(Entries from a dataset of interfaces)
-*-*-

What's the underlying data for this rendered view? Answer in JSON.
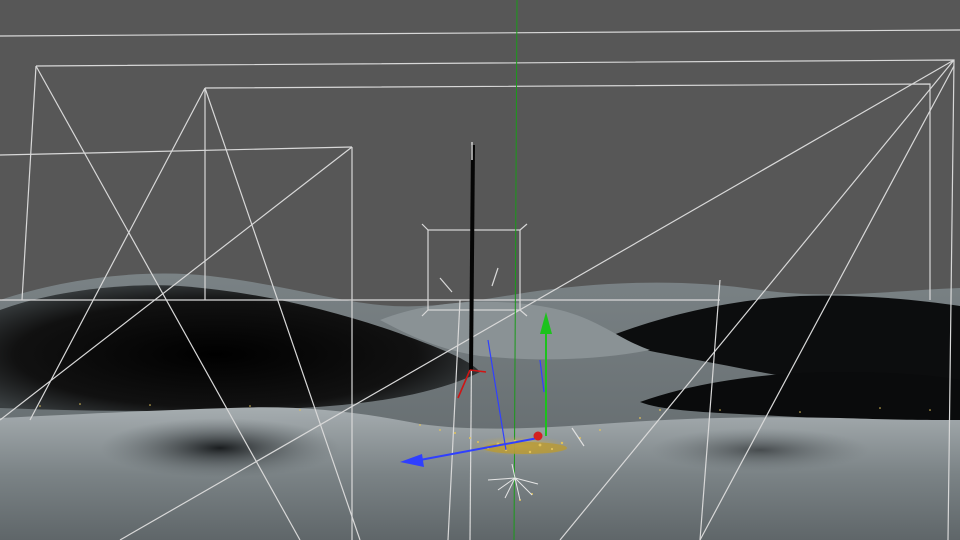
{
  "viewport": {
    "background_color": "#575757",
    "wireframe_color": "#d8d8d8",
    "dunes_color": "#6f7679",
    "dune_shadow_color": "#0a0a0a",
    "particles_color": "#d8b84a",
    "axis": {
      "x_color": "#2f3fff",
      "y_color": "#1cc21c",
      "z_color": "#d01414",
      "vertical_guide_color": "#1a9a1a"
    }
  },
  "objects": [
    "terrain-mesh",
    "camera-frustum-outer",
    "camera-frustum-mid",
    "camera-frustum-inner",
    "null-object-box",
    "emitter-pole",
    "particle-cloud",
    "move-gizmo"
  ]
}
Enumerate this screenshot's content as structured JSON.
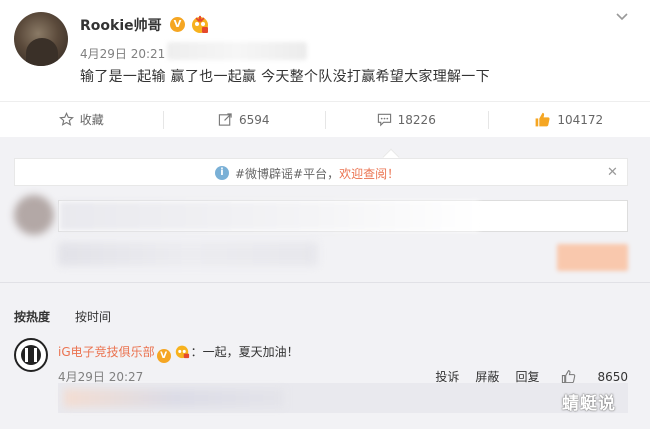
{
  "post": {
    "author": "Rookie帅哥",
    "verified_badge": "V",
    "timestamp": "4月29日 20:21",
    "text": "输了是一起输 赢了也一起赢 今天整个队没打赢希望大家理解一下",
    "menu_icon": "chevron-down-icon"
  },
  "actions": {
    "favorite": {
      "label": "收藏",
      "icon": "star-icon"
    },
    "repost": {
      "count": "6594",
      "icon": "repost-icon"
    },
    "comment": {
      "count": "18226",
      "icon": "comment-icon"
    },
    "like": {
      "count": "104172",
      "icon": "thumbs-up-icon"
    }
  },
  "notice": {
    "info_glyph": "i",
    "prefix": "#微博辟谣#平台，",
    "link": "欢迎查阅！",
    "close": "✕"
  },
  "sort": {
    "hot": "按热度",
    "time": "按时间"
  },
  "comment": {
    "author": "iG电子竞技俱乐部",
    "verified_badge": "V",
    "text": "：一起，夏天加油！",
    "timestamp": "4月29日 20:27",
    "report": "投诉",
    "block": "屏蔽",
    "reply": "回复",
    "likes": "8650"
  },
  "watermark": "蜻蜓说",
  "colors": {
    "accent": "#eb7350",
    "badge": "#f5a623",
    "like_orange": "#f5a623",
    "background": "#f2f2f5"
  }
}
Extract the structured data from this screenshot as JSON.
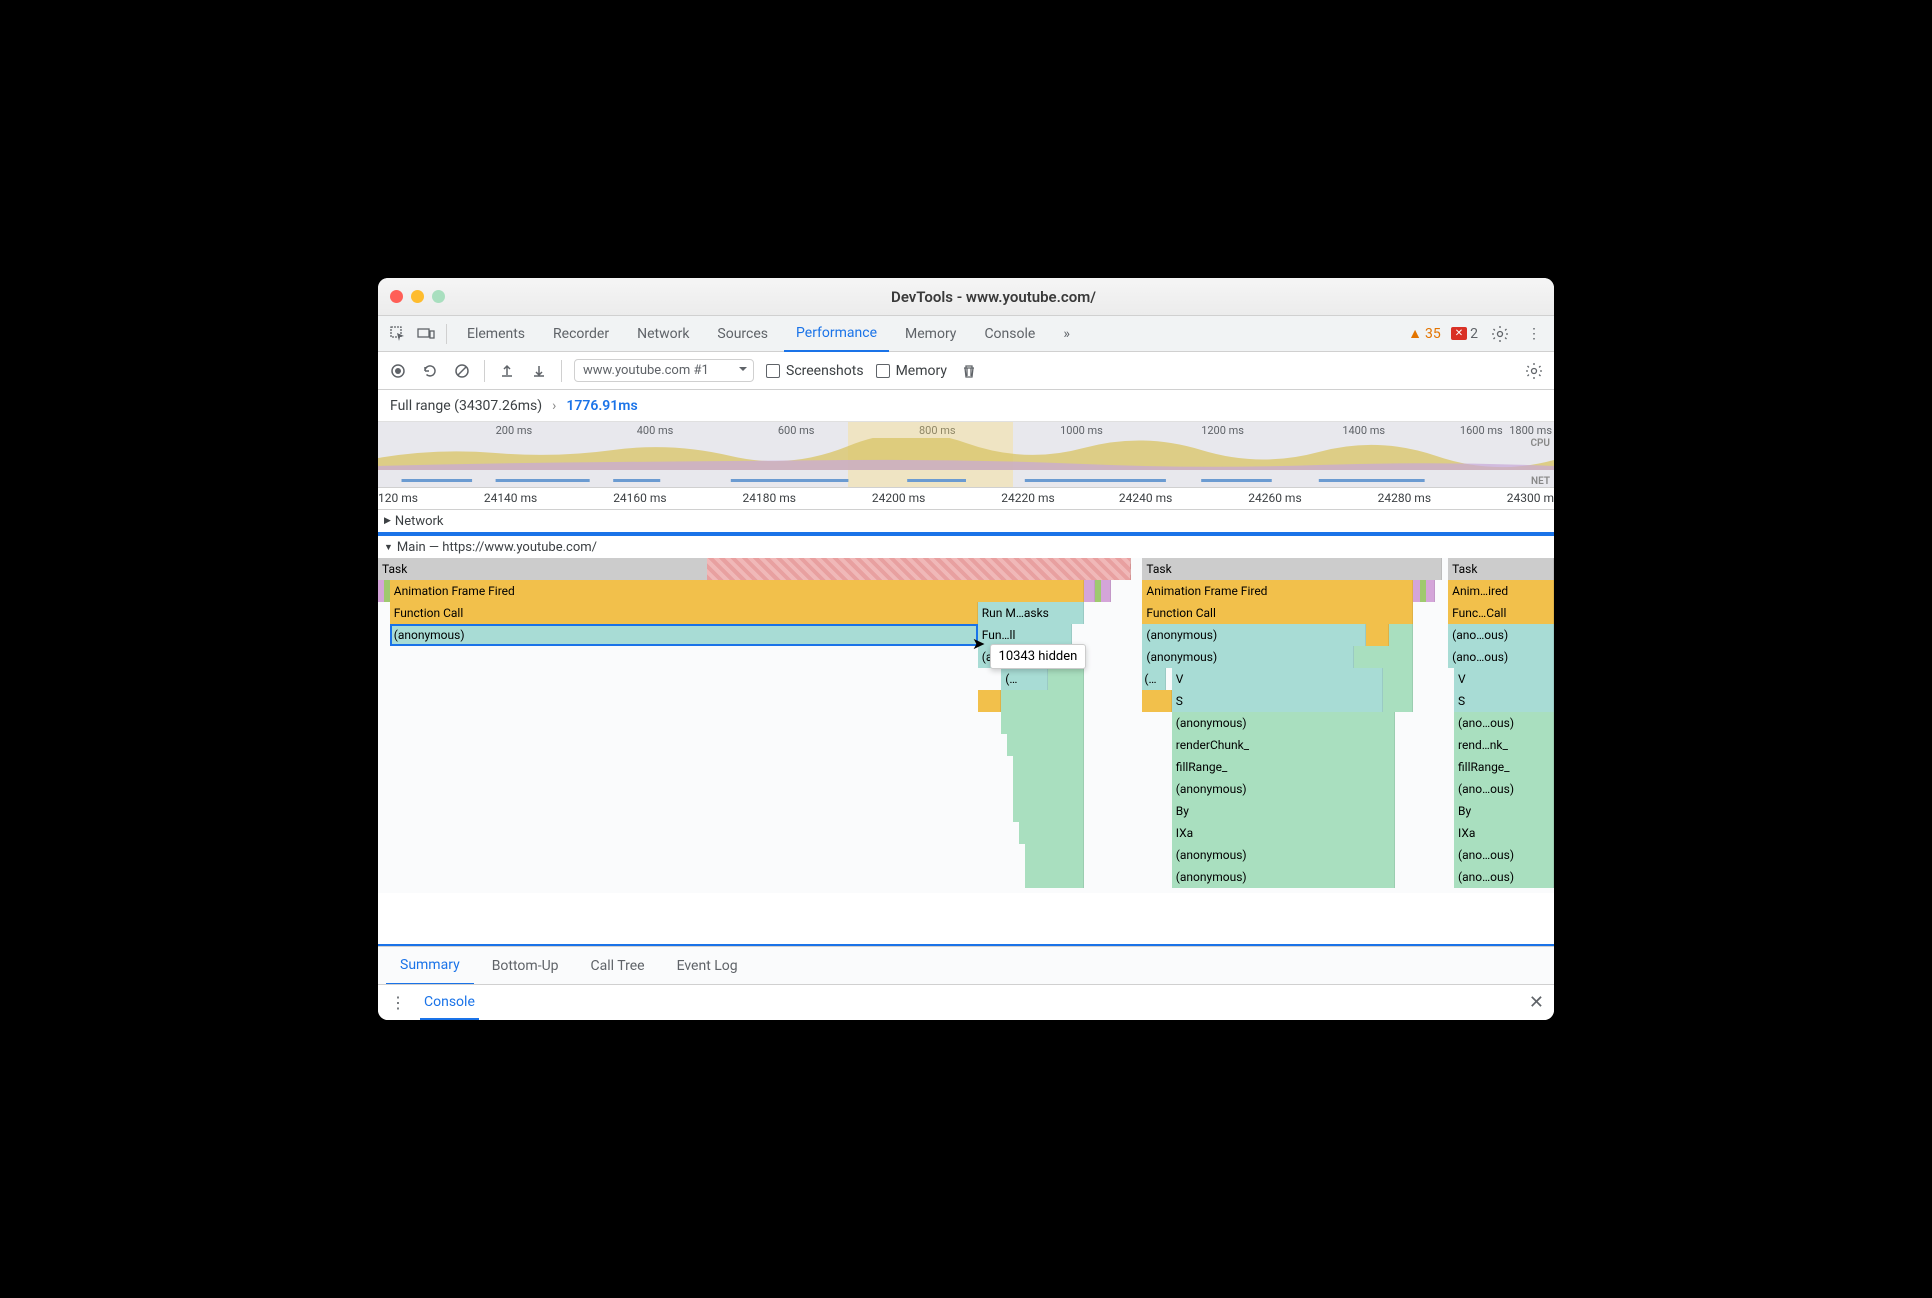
{
  "window": {
    "title": "DevTools - www.youtube.com/"
  },
  "tabs": {
    "items": [
      "Elements",
      "Recorder",
      "Network",
      "Sources",
      "Performance",
      "Memory",
      "Console"
    ],
    "active": "Performance",
    "more": "»",
    "warnings": "35",
    "errors": "2"
  },
  "toolbar": {
    "select": "www.youtube.com #1",
    "screenshots": "Screenshots",
    "memory": "Memory"
  },
  "range": {
    "full": "Full range (34307.26ms)",
    "selected": "1776.91ms"
  },
  "overview": {
    "ticks": [
      "200 ms",
      "400 ms",
      "600 ms",
      "800 ms",
      "1000 ms",
      "1200 ms",
      "1400 ms",
      "1600 ms",
      "1800 ms"
    ],
    "cpu_label": "CPU",
    "net_label": "NET"
  },
  "detail_ticks": [
    "120 ms",
    "24140 ms",
    "24160 ms",
    "24180 ms",
    "24200 ms",
    "24220 ms",
    "24240 ms",
    "24260 ms",
    "24280 ms",
    "24300 m"
  ],
  "sections": {
    "network": "Network",
    "main": "Main — https://www.youtube.com/"
  },
  "flame": {
    "task": "Task",
    "afire": "Animation Frame Fired",
    "fcall": "Function Call",
    "anon": "(anonymous)",
    "runm": "Run M…asks",
    "funll": "Fun…ll",
    "ans": "(an…s)",
    "paren": "(…",
    "v": "V",
    "s": "S",
    "renderChunk": "renderChunk_",
    "fillRange": "fillRange_",
    "by": "By",
    "ixa": "IXa",
    "animired": "Anim…ired",
    "funccall": "Func…Call",
    "anoous": "(ano…ous)",
    "rendnk": "rend…nk_",
    "fillRange2": "fillRange_",
    "tooltip": "10343 hidden"
  },
  "bottom_tabs": [
    "Summary",
    "Bottom-Up",
    "Call Tree",
    "Event Log"
  ],
  "drawer": {
    "label": "Console"
  }
}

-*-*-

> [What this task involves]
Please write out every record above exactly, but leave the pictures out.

> [Solution for this problem]
What's the underlying data for this rendered view? Answer in JSON.
{
  "viewport": {
    "background_color": "#575757",
    "wireframe_color": "#d8d8d8",
    "dunes_color": "#6f7679",
    "dune_shadow_color": "#0a0a0a",
    "particles_color": "#d8b84a",
    "axis": {
      "x_color": "#2f3fff",
      "y_color": "#1cc21c",
      "z_color": "#d01414",
      "vertical_guide_color": "#1a9a1a"
    }
  },
  "objects": [
    "terrain-mesh",
    "camera-frustum-outer",
    "camera-frustum-mid",
    "camera-frustum-inner",
    "null-object-box",
    "emitter-pole",
    "particle-cloud",
    "move-gizmo"
  ]
}
Enumerate this screenshot's content as structured JSON.
{
  "post": {
    "author": "Rookie帅哥",
    "verified_badge": "V",
    "timestamp": "4月29日 20:21",
    "text": "输了是一起输 赢了也一起赢 今天整个队没打赢希望大家理解一下",
    "menu_icon": "chevron-down-icon"
  },
  "actions": {
    "favorite": {
      "label": "收藏",
      "icon": "star-icon"
    },
    "repost": {
      "count": "6594",
      "icon": "repost-icon"
    },
    "comment": {
      "count": "18226",
      "icon": "comment-icon"
    },
    "like": {
      "count": "104172",
      "icon": "thumbs-up-icon"
    }
  },
  "notice": {
    "info_glyph": "i",
    "prefix": "#微博辟谣#平台，",
    "link": "欢迎查阅！",
    "close": "✕"
  },
  "sort": {
    "hot": "按热度",
    "time": "按时间"
  },
  "comment": {
    "author": "iG电子竞技俱乐部",
    "verified_badge": "V",
    "text": "：一起，夏天加油！",
    "timestamp": "4月29日 20:27",
    "report": "投诉",
    "block": "屏蔽",
    "reply": "回复",
    "likes": "8650"
  },
  "watermark": "蜻蜓说",
  "colors": {
    "accent": "#eb7350",
    "badge": "#f5a623",
    "like_orange": "#f5a623",
    "background": "#f2f2f5"
  }
}
Extract the structured data from this screenshot as JSON.
{
  "window": {
    "title": "DevTools - www.youtube.com/"
  },
  "tabs": {
    "items": [
      "Elements",
      "Recorder",
      "Network",
      "Sources",
      "Performance",
      "Memory",
      "Console"
    ],
    "active": "Performance",
    "more": "»",
    "warnings": "35",
    "errors": "2"
  },
  "toolbar": {
    "select": "www.youtube.com #1",
    "screenshots": "Screenshots",
    "memory": "Memory"
  },
  "range": {
    "full": "Full range (34307.26ms)",
    "selected": "1776.91ms"
  },
  "overview": {
    "ticks": [
      "200 ms",
      "400 ms",
      "600 ms",
      "800 ms",
      "1000 ms",
      "1200 ms",
      "1400 ms",
      "1600 ms",
      "1800 ms"
    ],
    "cpu_label": "CPU",
    "net_label": "NET"
  },
  "detail_ticks": [
    "120 ms",
    "24140 ms",
    "24160 ms",
    "24180 ms",
    "24200 ms",
    "24220 ms",
    "24240 ms",
    "24260 ms",
    "24280 ms",
    "24300 m"
  ],
  "sections": {
    "network": "Network",
    "main": "Main — https://www.youtube.com/"
  },
  "flame": {
    "task": "Task",
    "afire": "Animation Frame Fired",
    "fcall": "Function Call",
    "anon": "(anonymous)",
    "runm": "Run M…asks",
    "funll": "Fun…ll",
    "ans": "(an…s)",
    "paren": "(…",
    "v": "V",
    "s": "S",
    "renderChunk": "renderChunk_",
    "fillRange": "fillRange_",
    "by": "By",
    "ixa": "IXa",
    "animired": "Anim…ired",
    "funccall": "Func…Call",
    "anoous": "(ano…ous)",
    "rendnk": "rend…nk_",
    "fillRange2": "fillRange_",
    "tooltip": "10343 hidden"
  },
  "bottom_tabs": [
    "Summary",
    "Bottom-Up",
    "Call Tree",
    "Event Log"
  ],
  "drawer": {
    "label": "Console"
  }
}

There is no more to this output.